** Opening RECORDS TO USE block **
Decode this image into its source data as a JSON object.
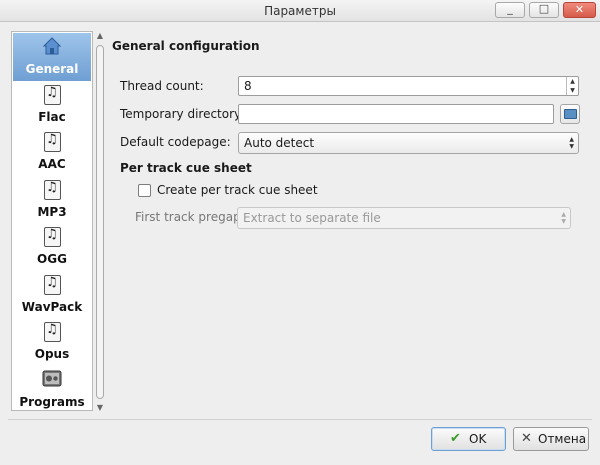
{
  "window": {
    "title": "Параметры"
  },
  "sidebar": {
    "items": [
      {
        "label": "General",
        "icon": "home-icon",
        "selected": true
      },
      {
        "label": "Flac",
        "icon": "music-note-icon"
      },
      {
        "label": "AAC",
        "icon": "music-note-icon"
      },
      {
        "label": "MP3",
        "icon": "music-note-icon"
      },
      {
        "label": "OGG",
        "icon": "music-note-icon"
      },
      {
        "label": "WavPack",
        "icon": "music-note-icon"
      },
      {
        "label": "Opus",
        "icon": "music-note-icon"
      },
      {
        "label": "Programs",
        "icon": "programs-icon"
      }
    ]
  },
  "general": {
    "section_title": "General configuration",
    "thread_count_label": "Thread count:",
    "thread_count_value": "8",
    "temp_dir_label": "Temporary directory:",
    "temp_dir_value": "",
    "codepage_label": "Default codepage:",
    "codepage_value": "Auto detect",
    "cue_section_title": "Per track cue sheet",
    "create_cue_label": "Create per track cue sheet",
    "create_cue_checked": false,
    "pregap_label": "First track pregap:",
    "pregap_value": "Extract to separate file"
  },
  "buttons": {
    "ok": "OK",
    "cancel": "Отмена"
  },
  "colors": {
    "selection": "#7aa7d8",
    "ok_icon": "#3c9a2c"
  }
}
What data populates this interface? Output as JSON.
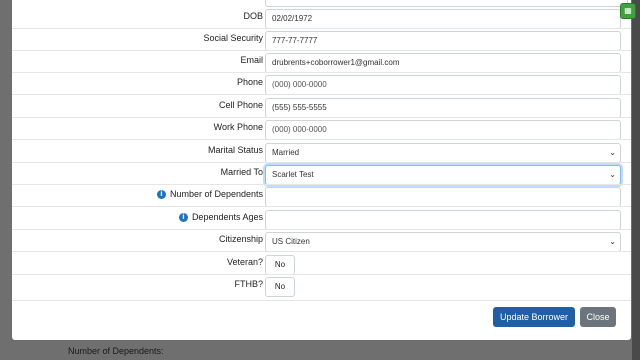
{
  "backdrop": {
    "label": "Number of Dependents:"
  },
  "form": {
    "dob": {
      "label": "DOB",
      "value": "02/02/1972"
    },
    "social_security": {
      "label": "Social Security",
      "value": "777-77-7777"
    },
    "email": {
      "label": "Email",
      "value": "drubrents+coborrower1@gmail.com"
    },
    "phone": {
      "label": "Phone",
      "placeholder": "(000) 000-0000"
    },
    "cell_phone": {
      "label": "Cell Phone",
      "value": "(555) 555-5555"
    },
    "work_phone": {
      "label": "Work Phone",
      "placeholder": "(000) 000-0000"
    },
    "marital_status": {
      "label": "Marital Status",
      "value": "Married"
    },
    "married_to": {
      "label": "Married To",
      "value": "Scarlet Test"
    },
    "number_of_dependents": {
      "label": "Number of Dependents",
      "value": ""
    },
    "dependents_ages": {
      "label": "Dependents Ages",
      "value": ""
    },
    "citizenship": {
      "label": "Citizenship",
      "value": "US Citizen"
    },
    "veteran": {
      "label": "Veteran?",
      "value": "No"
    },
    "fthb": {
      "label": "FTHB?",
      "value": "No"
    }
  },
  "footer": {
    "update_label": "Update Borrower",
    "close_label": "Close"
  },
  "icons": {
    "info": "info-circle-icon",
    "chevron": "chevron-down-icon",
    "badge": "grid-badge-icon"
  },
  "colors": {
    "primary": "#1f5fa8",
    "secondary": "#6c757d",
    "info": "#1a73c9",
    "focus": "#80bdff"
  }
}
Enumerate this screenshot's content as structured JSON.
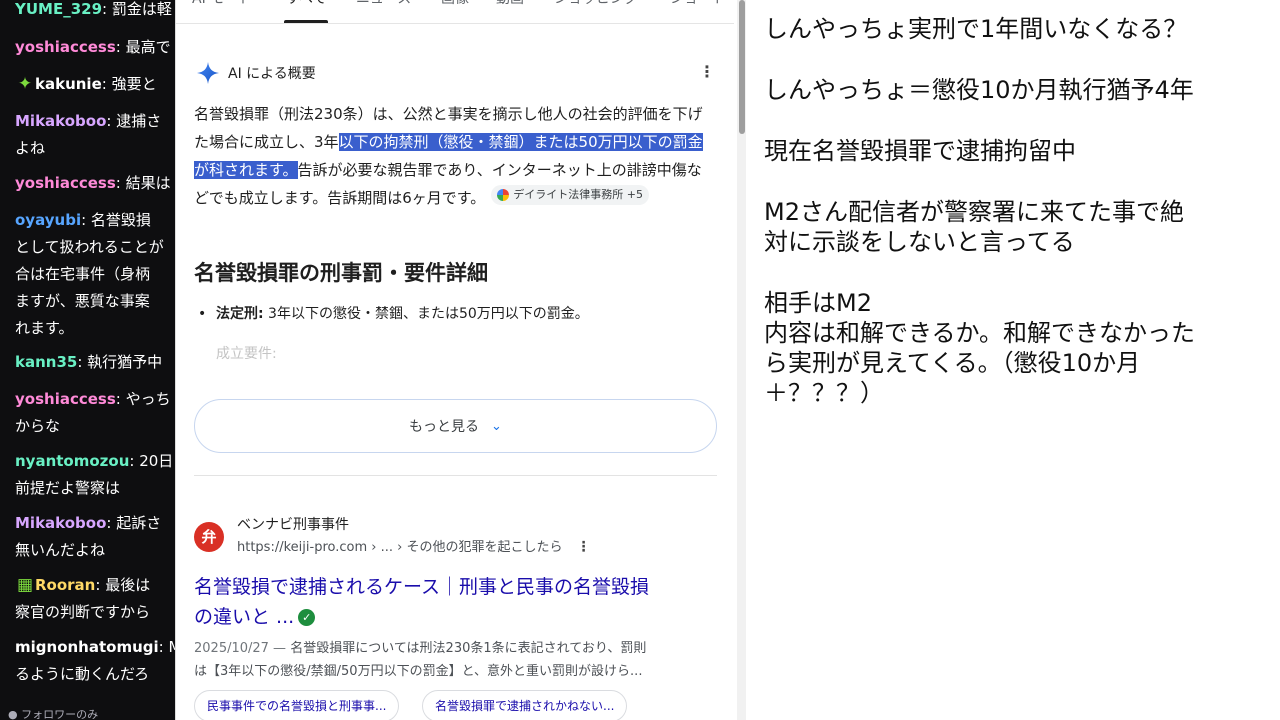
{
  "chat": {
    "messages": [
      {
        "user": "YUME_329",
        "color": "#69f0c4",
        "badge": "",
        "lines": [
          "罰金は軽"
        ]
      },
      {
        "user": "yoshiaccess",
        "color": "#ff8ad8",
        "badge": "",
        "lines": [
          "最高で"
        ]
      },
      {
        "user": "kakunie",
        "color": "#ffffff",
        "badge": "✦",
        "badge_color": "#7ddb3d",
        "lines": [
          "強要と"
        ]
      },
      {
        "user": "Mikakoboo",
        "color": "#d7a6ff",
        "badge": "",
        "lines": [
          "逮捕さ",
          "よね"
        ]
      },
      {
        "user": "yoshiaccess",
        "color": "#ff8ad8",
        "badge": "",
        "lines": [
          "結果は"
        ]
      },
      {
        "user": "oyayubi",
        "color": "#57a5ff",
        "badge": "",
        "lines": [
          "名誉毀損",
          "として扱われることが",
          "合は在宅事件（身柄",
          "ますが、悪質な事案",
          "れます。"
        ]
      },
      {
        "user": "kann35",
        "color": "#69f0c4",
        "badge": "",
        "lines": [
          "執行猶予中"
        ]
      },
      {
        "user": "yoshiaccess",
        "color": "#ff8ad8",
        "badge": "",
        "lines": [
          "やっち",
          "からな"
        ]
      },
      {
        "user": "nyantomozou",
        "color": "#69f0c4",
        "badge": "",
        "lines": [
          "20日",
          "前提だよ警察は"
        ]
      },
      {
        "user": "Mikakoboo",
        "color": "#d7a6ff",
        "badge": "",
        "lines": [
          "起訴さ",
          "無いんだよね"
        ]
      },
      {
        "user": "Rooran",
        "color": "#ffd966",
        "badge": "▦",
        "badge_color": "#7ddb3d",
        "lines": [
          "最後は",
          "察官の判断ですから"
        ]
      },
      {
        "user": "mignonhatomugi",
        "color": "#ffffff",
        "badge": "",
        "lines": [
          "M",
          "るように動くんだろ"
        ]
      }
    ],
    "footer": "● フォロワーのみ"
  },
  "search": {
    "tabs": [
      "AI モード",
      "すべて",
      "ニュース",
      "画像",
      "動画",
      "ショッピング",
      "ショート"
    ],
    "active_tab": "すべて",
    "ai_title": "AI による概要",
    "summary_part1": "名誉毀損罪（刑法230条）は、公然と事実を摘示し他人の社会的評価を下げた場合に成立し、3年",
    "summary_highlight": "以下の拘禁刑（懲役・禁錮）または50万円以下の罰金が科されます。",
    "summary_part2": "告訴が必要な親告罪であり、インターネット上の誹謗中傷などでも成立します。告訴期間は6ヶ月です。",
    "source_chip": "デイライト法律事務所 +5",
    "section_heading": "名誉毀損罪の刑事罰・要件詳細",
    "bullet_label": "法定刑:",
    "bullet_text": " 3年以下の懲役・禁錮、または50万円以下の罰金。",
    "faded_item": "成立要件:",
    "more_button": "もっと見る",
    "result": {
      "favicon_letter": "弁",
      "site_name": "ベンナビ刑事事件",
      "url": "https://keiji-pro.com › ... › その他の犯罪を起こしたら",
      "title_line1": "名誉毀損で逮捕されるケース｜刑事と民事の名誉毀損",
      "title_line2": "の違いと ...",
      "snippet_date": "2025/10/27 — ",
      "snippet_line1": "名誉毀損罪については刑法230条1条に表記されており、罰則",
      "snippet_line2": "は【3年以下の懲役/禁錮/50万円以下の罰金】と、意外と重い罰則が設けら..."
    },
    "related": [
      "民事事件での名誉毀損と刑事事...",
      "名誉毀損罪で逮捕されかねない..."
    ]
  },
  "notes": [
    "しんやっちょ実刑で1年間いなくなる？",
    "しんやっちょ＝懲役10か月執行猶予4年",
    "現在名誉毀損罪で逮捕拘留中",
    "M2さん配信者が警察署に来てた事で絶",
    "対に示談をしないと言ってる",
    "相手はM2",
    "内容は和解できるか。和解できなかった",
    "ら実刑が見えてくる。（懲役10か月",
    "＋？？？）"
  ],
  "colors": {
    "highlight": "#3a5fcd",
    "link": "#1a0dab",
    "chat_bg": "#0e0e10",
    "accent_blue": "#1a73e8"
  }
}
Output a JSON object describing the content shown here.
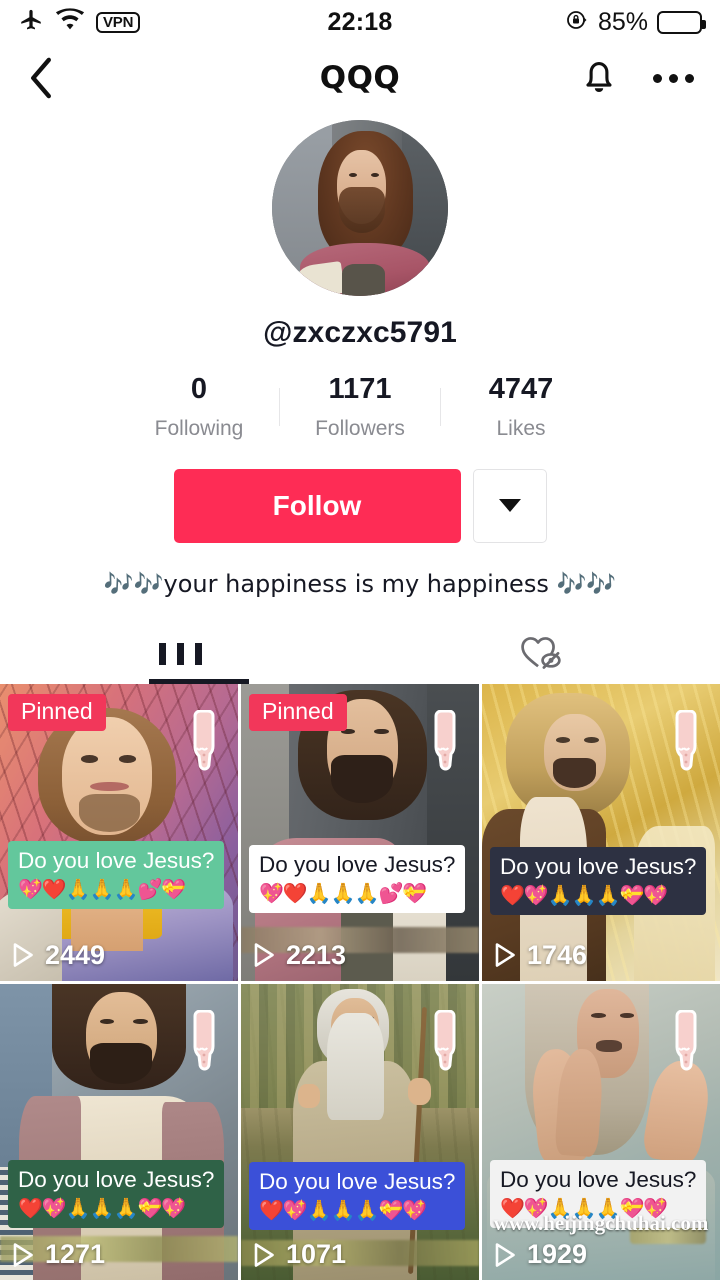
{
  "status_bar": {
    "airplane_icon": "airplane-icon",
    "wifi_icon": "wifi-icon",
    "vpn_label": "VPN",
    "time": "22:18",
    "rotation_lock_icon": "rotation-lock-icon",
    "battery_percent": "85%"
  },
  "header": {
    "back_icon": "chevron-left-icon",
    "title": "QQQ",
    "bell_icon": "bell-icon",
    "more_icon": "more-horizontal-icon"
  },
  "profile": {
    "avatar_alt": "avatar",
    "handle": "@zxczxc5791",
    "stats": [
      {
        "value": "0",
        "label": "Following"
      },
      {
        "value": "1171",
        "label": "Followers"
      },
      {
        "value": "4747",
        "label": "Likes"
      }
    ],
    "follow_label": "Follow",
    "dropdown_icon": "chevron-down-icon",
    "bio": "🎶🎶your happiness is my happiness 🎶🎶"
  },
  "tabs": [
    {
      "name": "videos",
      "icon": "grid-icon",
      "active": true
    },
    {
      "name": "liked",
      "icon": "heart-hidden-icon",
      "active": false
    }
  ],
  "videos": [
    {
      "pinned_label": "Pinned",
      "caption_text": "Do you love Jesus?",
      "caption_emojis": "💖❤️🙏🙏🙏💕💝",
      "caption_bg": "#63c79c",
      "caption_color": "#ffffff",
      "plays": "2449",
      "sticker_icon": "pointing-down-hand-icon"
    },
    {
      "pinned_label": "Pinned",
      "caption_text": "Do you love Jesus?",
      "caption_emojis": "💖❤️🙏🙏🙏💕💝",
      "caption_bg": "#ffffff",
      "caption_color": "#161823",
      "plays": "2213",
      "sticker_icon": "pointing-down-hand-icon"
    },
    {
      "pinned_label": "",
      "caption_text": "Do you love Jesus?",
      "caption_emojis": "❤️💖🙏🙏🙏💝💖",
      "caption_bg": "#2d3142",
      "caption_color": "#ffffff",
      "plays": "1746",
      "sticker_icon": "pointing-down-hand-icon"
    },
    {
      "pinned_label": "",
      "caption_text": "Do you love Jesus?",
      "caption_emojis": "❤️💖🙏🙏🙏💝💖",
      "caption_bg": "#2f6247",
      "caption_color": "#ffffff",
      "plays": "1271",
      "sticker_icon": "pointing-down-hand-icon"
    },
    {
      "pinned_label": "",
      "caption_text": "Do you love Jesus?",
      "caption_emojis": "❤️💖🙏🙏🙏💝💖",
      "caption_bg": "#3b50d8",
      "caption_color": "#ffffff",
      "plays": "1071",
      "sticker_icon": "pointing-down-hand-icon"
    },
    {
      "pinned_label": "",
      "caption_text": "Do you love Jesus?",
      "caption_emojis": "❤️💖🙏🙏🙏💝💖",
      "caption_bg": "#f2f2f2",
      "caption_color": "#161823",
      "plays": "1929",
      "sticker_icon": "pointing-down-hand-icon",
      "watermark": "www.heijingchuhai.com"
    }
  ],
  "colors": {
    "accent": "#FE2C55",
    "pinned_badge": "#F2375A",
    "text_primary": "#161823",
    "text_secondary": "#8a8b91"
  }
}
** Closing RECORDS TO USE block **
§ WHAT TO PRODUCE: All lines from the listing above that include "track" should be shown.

§ YOUR SOLUTION:
    "cue_section_title": "Per track cue sheet",
    "create_cue_label": "Create per track cue sheet",
    "pregap_label": "First track pregap:",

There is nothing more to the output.